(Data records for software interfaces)
*** Begin section ***
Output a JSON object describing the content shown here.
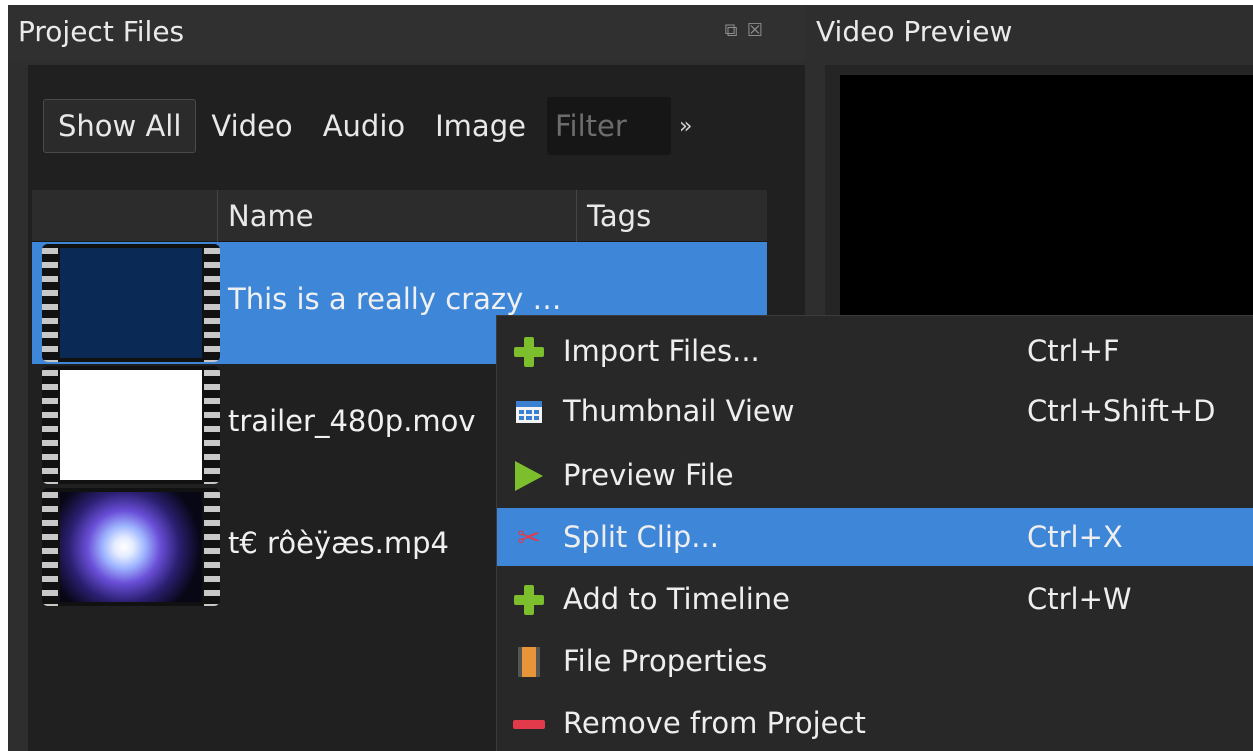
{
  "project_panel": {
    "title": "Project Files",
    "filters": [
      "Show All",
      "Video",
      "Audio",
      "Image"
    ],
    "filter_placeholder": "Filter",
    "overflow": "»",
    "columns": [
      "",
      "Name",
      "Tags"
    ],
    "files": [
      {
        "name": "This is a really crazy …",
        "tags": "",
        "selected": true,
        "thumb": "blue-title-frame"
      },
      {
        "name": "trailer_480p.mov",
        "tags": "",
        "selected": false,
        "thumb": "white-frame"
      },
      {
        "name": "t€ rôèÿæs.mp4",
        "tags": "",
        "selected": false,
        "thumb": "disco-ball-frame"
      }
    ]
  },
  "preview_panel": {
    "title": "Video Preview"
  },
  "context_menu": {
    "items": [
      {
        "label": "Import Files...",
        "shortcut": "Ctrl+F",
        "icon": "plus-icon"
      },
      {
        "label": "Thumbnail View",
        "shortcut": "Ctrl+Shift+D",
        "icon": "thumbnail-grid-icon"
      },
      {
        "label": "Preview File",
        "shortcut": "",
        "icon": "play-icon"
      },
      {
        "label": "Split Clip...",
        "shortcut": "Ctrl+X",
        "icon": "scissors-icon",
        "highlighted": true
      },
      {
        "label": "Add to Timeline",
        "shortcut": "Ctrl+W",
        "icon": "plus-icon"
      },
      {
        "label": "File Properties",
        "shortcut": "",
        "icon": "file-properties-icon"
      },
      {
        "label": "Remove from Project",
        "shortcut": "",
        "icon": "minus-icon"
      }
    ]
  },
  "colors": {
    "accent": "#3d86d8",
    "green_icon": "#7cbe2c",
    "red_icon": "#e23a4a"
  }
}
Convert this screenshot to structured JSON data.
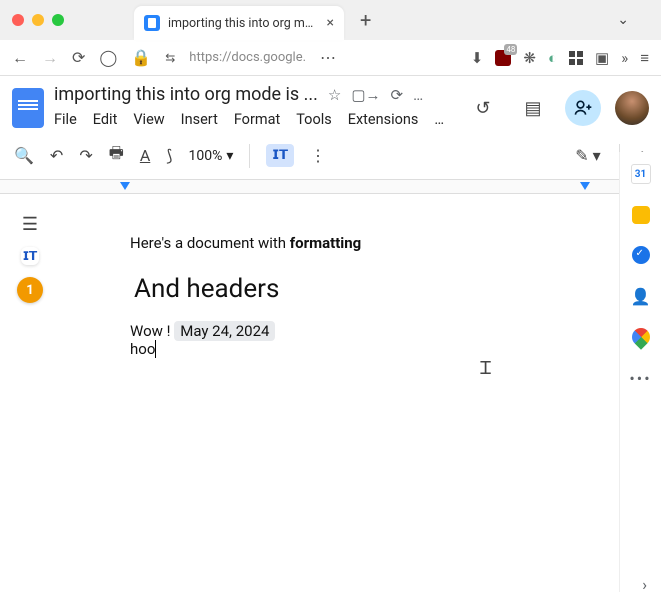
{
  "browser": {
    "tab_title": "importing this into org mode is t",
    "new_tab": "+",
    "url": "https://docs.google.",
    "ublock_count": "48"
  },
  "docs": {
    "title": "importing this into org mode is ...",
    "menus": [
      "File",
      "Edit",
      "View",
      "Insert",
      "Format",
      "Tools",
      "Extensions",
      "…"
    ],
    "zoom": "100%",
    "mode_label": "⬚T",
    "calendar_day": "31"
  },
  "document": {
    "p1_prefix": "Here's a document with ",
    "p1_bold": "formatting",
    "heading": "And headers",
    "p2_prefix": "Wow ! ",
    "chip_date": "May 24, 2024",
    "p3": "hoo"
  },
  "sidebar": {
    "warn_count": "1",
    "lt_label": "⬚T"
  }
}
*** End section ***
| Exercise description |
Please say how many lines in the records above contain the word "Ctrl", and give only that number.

| Response |
4